Not a good guy, right? But the important exchange in this scene is when Dmitri says “You should be chasing terrorists in Afghanistan, not me.” And Seagal says self righteously, “I’ve already done that, now I’m over here having fun.” I honestly didn’t see this coming, but this is a bonding moment. Dmitri is ex-Russian Special Forces, he’s got grey hair and looks a little like Brando. They have more in common than they think. Probly both fought similar people in different conflicts in Afghanistan. And they both have problems with Costello, who has a bunch of super model looking gals (some of them fire breathing artists) who cook and smuggle drugs as well as perform assassinations for him. Apparently Costello’s the one who killed Seagal’s partner, now he kills Dmitri’s wife so the American and the Russian form an alliance to take the motherfucker out.

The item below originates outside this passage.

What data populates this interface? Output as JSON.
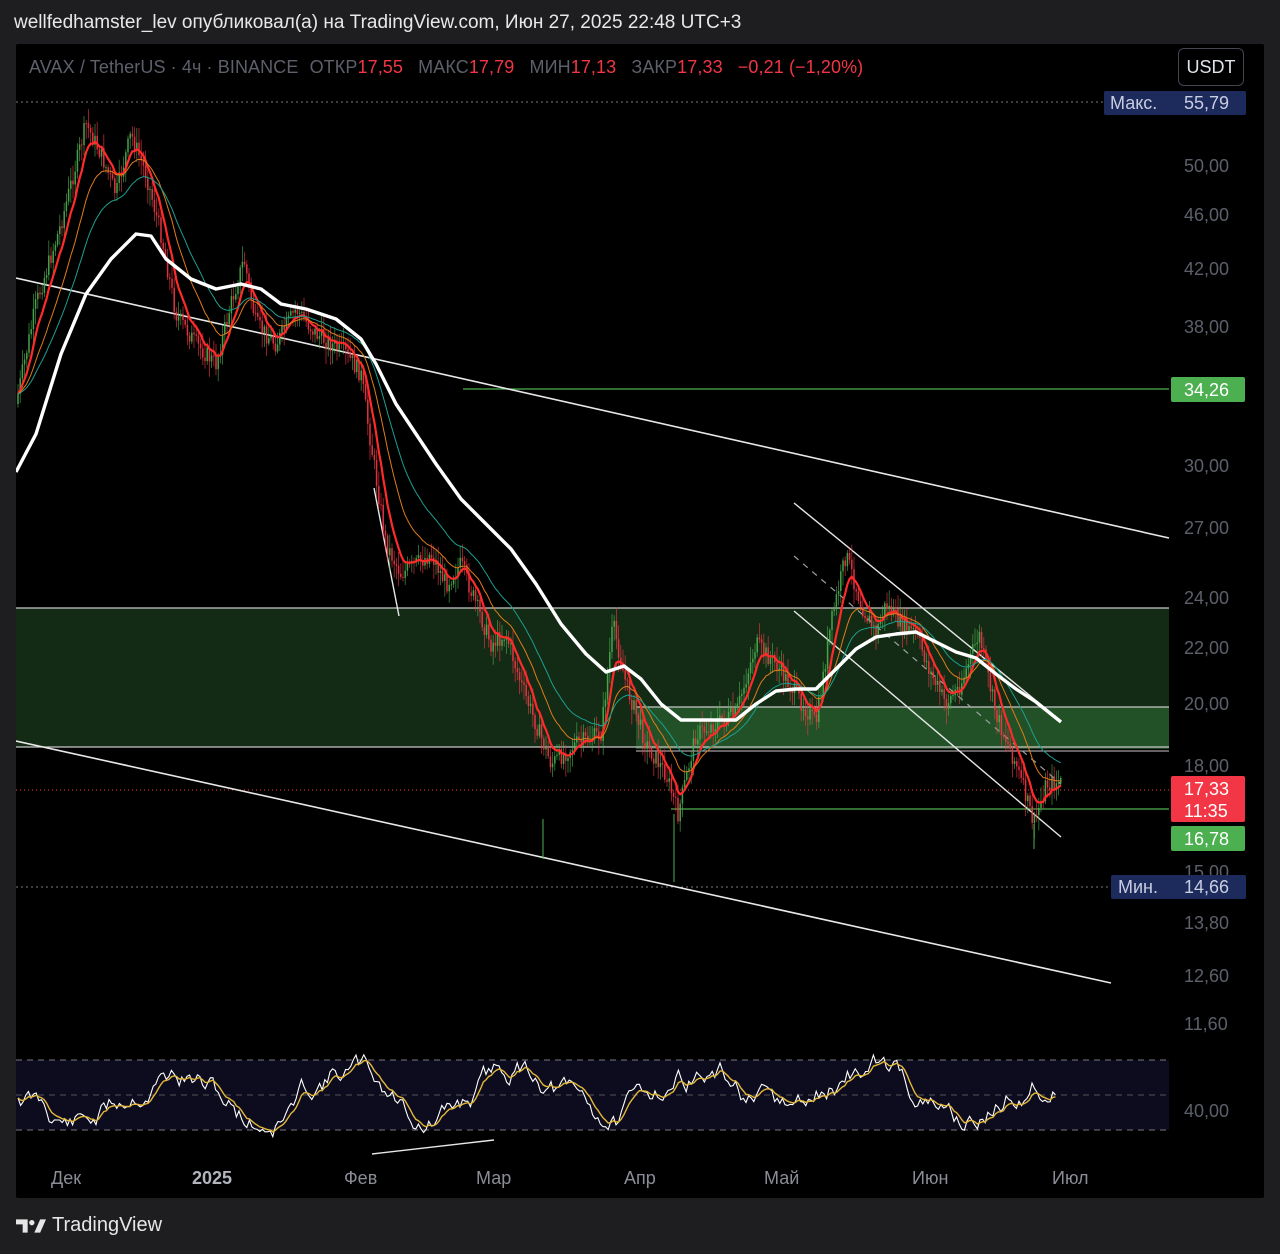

Seagal’s character has a young wife of his own. He’s having trouble at home because she thinks he spends too much time away from home being a supercop. My favorite part of this girl-trouble subplot is when he says sincerely, “I didn’t mean to make a scene last night, I apologize,” and he’s referring to beating up some guys who attacked him in a restaurant.
There are not really the amount of action scenes we used to get in the old days, but there are at least some good parts. A highlight is when Seagal blasts holes in a dotted line on either side of a door so he can kick out a whole section of wall like he’s punching out a perforated coupon. He describes Costello as “not a magician, not a commando, not a soldier, not Jesus, just a fuckin Gypsy,” which is good because he’s able to beat the shit out of him without getting much of a fight back or any walking on water or forgiving people’s sins or pulling scarves out of his sleeves. I’m not sure why the characters in this movie are prejudiced toward Gypsies, by the way. That’s a little odd.
In the end (SPOILER) Seagal goes to meet Dmitri at the chess spot in the park. He tells him he’s sorry for his loss and gives him plane tickets out of the country saying, “This was a small gesture of respect.”
This is one of the things I like about Seagal. Sometimes he wants to impale the bad guy, sometimes he wants to help him escape. He’s always been fascinated with gangsters and lately with the Russian ones. In this movie the cop recognizes a sense of honor in the gangster and respects him for it. It’s a John Woo type theme but it also fits with the Seagalogy, going back to the famous “I need time to change” scene in ON DEADLY GROUND and more recently to STEVEN SEAGAL: LAWMAN where he often feels sorry for the criminals he busts and says he wants to get them help.
I’m not clear why he’s Born To Raise Hell, though. That doesn’t seem like an accurate description of his destiny or behavior. I suppose he could be Liable To Cause a Ruckus, but I wouldn’t go much further than that.
BORN TO RAISE HELL is the directorial debut of Lauro Chartrand, a Seattle-born stuntman, fight coordinator and director of two episodes of Seagal’s upcoming show Southern Justice (or whatever it ends up being called). It has no release date in the U.S., but came out for Region 2 in October.